They cross that strait
When they get two it
As engender queer
In mirrorly two be
Or knot too be

This poem is an ode to gender fluidity, to anyone who looks in the mirror and sees a different gender than at first glance, or seize more than one gender.  Fight Transphobia TRANSGENDER BUTTONGender, as a complicated amalgam of biological and social constructs, should be expected to manifest itself in a myriad of ways.  The simplistic binary of male/female is abridge too far for many folks.  Life is as often as knot incredibly nuanced or calling us to weighs of being that no mirror man or woman has gone before.  To be pronoun challenged is that splendiferous juncture wear he/she and us/them simply becomes they and we.  To coin an old phrase, E Pluribus Unum, “from many, one.”

In the U.S., transgender issues have taken the forefront since the gay marriage equality issue is largely resolved. Trans-fabulous! TRANSGENDER BUTTONLike many social justice issues, transgender equality will be brandished about, weaponized by reactionary bigots where it may still win political points amidst a rapidly changing status quo.  I strongly suspect history has a distinct direction in this struggle, and it will resemble the future more than the past.  June is gay pride month, or perhaps better named LGBTQQIA Pride Month.  Hopefully, this time of special celebration will help people relish their own gender identity and the gender identity of others.  May our diversity enrich us all.

I'm Trigender. I Tried One Gender, And Now I'm Trying Another One. --Ranae Cole quote TRANSGENDER BUTTON


POEM: In A Family Weigh

The future looms
Sew large
As we seam
Sow singularly stranded
In the present
Weave heir
A parent
With know designs
Sum won ails
And grater still
The mine wandering
Too what end
As life goes
On and on
In and out
Adding up
One’s soul contribution
The pit or pattern
Of little feat
Never apart
Of the family busyness

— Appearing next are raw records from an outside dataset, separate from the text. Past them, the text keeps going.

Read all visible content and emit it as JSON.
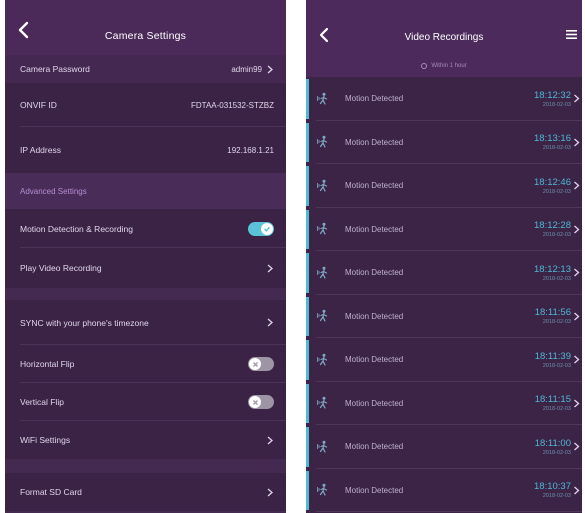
{
  "left": {
    "title": "Camera Settings",
    "camera_password": {
      "label": "Camera Password",
      "value": "admin99"
    },
    "onvif_id": {
      "label": "ONVIF ID",
      "value": "FDTAA-031532-STZBZ"
    },
    "ip_address": {
      "label": "IP Address",
      "value": "192.168.1.21"
    },
    "advanced_section": "Advanced Settings",
    "motion": {
      "label": "Motion Detection & Recording",
      "on": true
    },
    "play_video": {
      "label": "Play Video Recording"
    },
    "sync_tz": {
      "label": "SYNC with your phone's timezone"
    },
    "horizontal_flip": {
      "label": "Horizontal Flip",
      "on": false
    },
    "vertical_flip": {
      "label": "Vertical Flip",
      "on": false
    },
    "wifi": {
      "label": "WiFi Settings"
    },
    "format_sd": {
      "label": "Format SD Card"
    }
  },
  "right": {
    "title": "Video Recordings",
    "filter": "Within 1 hour",
    "recordings": [
      {
        "label": "Motion Detected",
        "time": "18:12:32",
        "date": "2018-02-03"
      },
      {
        "label": "Motion Detected",
        "time": "18:13:16",
        "date": "2018-02-03"
      },
      {
        "label": "Motion Detected",
        "time": "18:12:46",
        "date": "2018-02-03"
      },
      {
        "label": "Motion Detected",
        "time": "18:12:28",
        "date": "2018-02-03"
      },
      {
        "label": "Motion Detected",
        "time": "18:12:13",
        "date": "2018-02-03"
      },
      {
        "label": "Motion Detected",
        "time": "18:11:56",
        "date": "2018-02-03"
      },
      {
        "label": "Motion Detected",
        "time": "18:11:39",
        "date": "2018-02-03"
      },
      {
        "label": "Motion Detected",
        "time": "18:11:15",
        "date": "2018-02-03"
      },
      {
        "label": "Motion Detected",
        "time": "18:11:00",
        "date": "2018-02-03"
      },
      {
        "label": "Motion Detected",
        "time": "18:10:37",
        "date": "2018-02-03"
      }
    ]
  },
  "colors": {
    "accent": "#5bc3d8",
    "time": "#4fb7d5",
    "background": "#3a2345",
    "header": "#4b2a5a"
  },
  "icons": {
    "back": "chevron-left-icon",
    "row_chevron": "chevron-right-icon",
    "menu": "menu-icon",
    "recording": "motion-person-icon",
    "toggle_off": "x-icon",
    "toggle_on": "check-icon",
    "filter": "clock-icon"
  }
}
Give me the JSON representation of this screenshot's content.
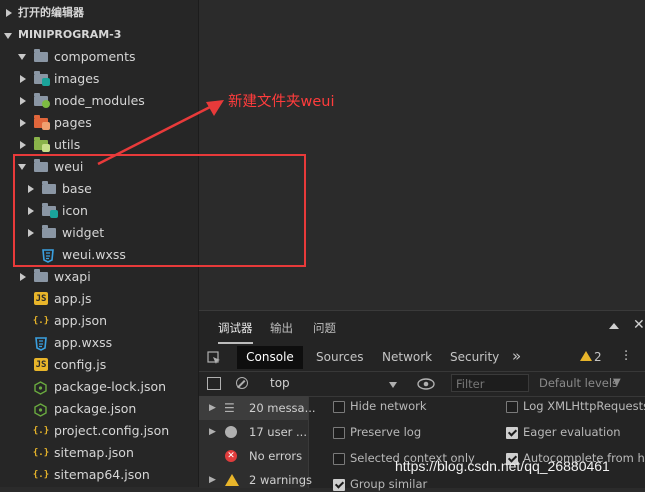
{
  "sidebar": {
    "open_editors": "打开的编辑器",
    "project": "MINIPROGRAM-3",
    "items": [
      {
        "label": "compoments",
        "icon": "folder-icon"
      },
      {
        "label": "images",
        "icon": "images-folder-icon"
      },
      {
        "label": "node_modules",
        "icon": "node-modules-folder-icon"
      },
      {
        "label": "pages",
        "icon": "pages-folder-icon"
      },
      {
        "label": "utils",
        "icon": "utils-folder-icon"
      },
      {
        "label": "weui",
        "icon": "folder-icon"
      },
      {
        "label": "base",
        "icon": "folder-icon"
      },
      {
        "label": "icon",
        "icon": "images-folder-icon"
      },
      {
        "label": "widget",
        "icon": "folder-icon"
      },
      {
        "label": "weui.wxss",
        "icon": "css-file-icon"
      },
      {
        "label": "wxapi",
        "icon": "folder-icon"
      },
      {
        "label": "app.js",
        "icon": "js-file-icon",
        "tag": "JS"
      },
      {
        "label": "app.json",
        "icon": "json-file-icon",
        "tag": "{.}"
      },
      {
        "label": "app.wxss",
        "icon": "css-file-icon"
      },
      {
        "label": "config.js",
        "icon": "js-file-icon",
        "tag": "JS"
      },
      {
        "label": "package-lock.json",
        "icon": "npm-file-icon"
      },
      {
        "label": "package.json",
        "icon": "npm-file-icon"
      },
      {
        "label": "project.config.json",
        "icon": "json-file-icon",
        "tag": "{.}"
      },
      {
        "label": "sitemap.json",
        "icon": "json-file-icon",
        "tag": "{.}"
      },
      {
        "label": "sitemap64.json",
        "icon": "json-file-icon",
        "tag": "{.}"
      }
    ]
  },
  "annotation": {
    "text": "新建文件夹weui",
    "color": "#e83a3a"
  },
  "devtools": {
    "panel_tabs": [
      "调试器",
      "输出",
      "问题"
    ],
    "tabs": [
      "Console",
      "Sources",
      "Network",
      "Security"
    ],
    "more": "»",
    "warning_count": "2",
    "context": "top",
    "filter_placeholder": "Filter",
    "levels": "Default levels",
    "messages": [
      {
        "icon": "list-icon",
        "text": "20 messa..."
      },
      {
        "icon": "user-icon",
        "text": "17 user ..."
      },
      {
        "icon": "error-icon",
        "text": "No errors"
      },
      {
        "icon": "warning-icon",
        "text": "2 warnings"
      }
    ],
    "options": [
      {
        "label": "Hide network",
        "checked": false
      },
      {
        "label": "Log XMLHttpRequests",
        "checked": false
      },
      {
        "label": "Preserve log",
        "checked": false
      },
      {
        "label": "Eager evaluation",
        "checked": true
      },
      {
        "label": "Selected context only",
        "checked": false
      },
      {
        "label": "Autocomplete from his",
        "checked": true
      },
      {
        "label": "Group similar",
        "checked": true
      }
    ]
  },
  "watermark": "https://blog.csdn.net/qq_26880461",
  "colors": {
    "accent_red": "#e83a3a",
    "console_tab": "#0e0e0e"
  }
}
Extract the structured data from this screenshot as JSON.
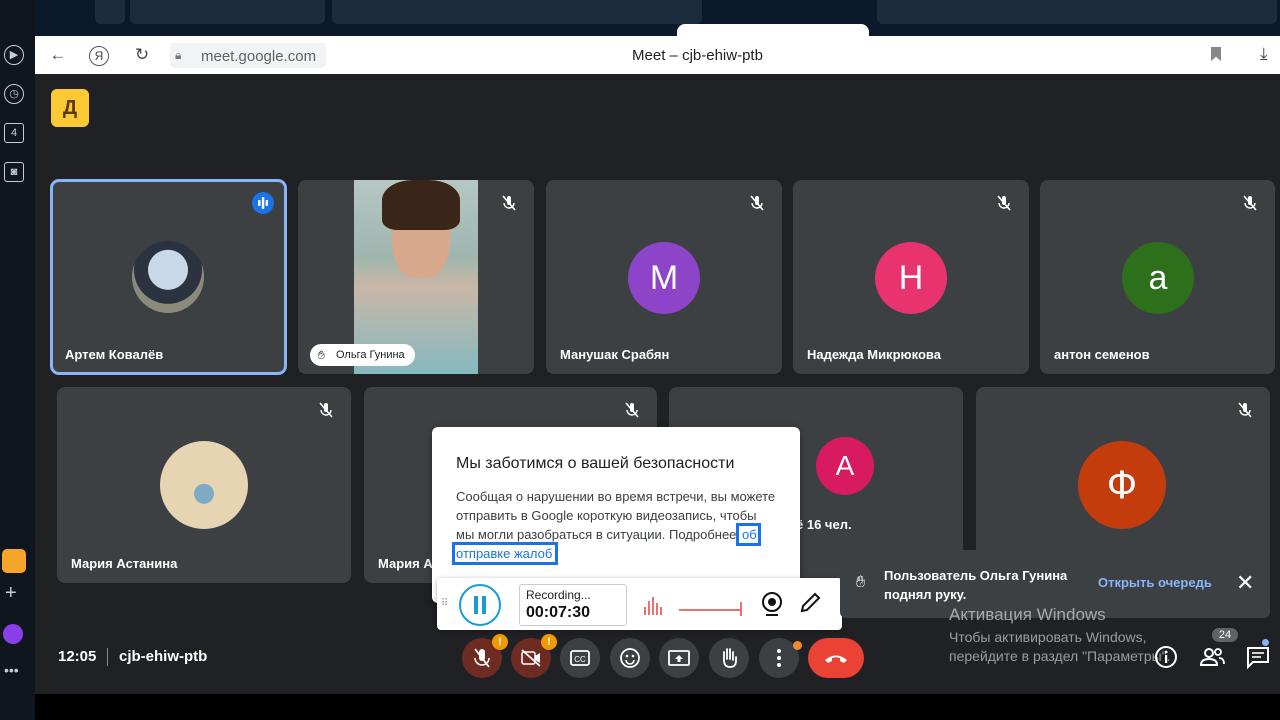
{
  "browser": {
    "url": "meet.google.com",
    "title": "Meet – cjb-ehiw-ptb"
  },
  "sidebar": {
    "badge": "4"
  },
  "app": {
    "logo_letter": "Д"
  },
  "tiles": [
    {
      "name": "Артем Ковалёв"
    },
    {
      "name": "Ольга Гунина"
    },
    {
      "name": "Манушак Срабян",
      "initial": "М",
      "color": "#8e44c9"
    },
    {
      "name": "Надежда Микрюкова",
      "initial": "Н",
      "color": "#e8336e"
    },
    {
      "name": "антон семенов",
      "initial": "а",
      "color": "#2e6f1c"
    },
    {
      "name": "Мария Астанина"
    },
    {
      "name": "Мария А"
    },
    {
      "name": "",
      "initial": "А",
      "color": "#d81b60",
      "extra": "ё 16 чел."
    },
    {
      "name": "",
      "initial": "Ф",
      "color": "#c43c0c"
    }
  ],
  "dialog": {
    "title": "Мы заботимся о вашей безопасности",
    "body": "Сообщая о нарушении во время встречи, вы можете отправить в Google короткую видеозапись, чтобы мы могли разобраться в ситуации. Подробнее",
    "link": "об отправке жалоб",
    "tail": "."
  },
  "recorder": {
    "status": "Recording...",
    "time": "00:07:30"
  },
  "notification": {
    "text": "Пользователь Ольга Гунина поднял руку.",
    "action": "Открыть очередь"
  },
  "watermark": {
    "title": "Активация Windows",
    "text": "Чтобы активировать Windows, перейдите в раздел \"Параметры\"."
  },
  "bottom": {
    "time": "12:05",
    "meeting_code": "cjb-ehiw-ptb",
    "people_count": "24",
    "warn": "!"
  },
  "colors": {
    "accent": "#1a73e8",
    "danger": "#ea4335",
    "logo": "#fcc934"
  }
}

This poem is about solidarity and hope.  At times, each of us may feel alone, facing an uncertain future.  This poem sets such worries and fears in the context of being part of the human family, children of God.  You are not alone.  While our individual actions may seem futile, they are an undeniable thread in the fabric of the future.  Even when we feel screwed, the future is pregnant with possibilities.  Not Your Obligation to Complete Your Work But Not at Liberty to Quit--PEACE QUOTE BUTTONThe Talmud wisely states, “It is not your obligation to complete your work, but you are not at liberty to quit.”  Change is ongoing — such is the nature of life.  Works worthy of the human race (versus the rat race) cross generations — even races!   Worthy hopes and dreams often need to live on across generations; thus, our hopes and dreams must pass the test of being in a family weigh.  As native Americans might put it: the arc of our lives should be aligned with the lives seven generations from now.  The moral arc of the universe bends at the elbow of justice--Martin Luther King, Jr. BUTTONFurther, as Martin Luther King, Jr. assured us, “The moral arc of the universe bends at the elbow of justice.”  Wherever your journey takes you, may you find courage and hope in the company of others, and do your part taking care of the family busyness.



Feel free to browse courage designs here.

The Opposite of Courage In Our Society Is Not Cowardice; It Is Conformity -- Rollo May quote POLITICAL BUTTONCourage - The Other National Deficit POLITICAL BUTTONHatred is the coward's revenge for being intimidated. George Bernard Shaw quote PEACE BUTTON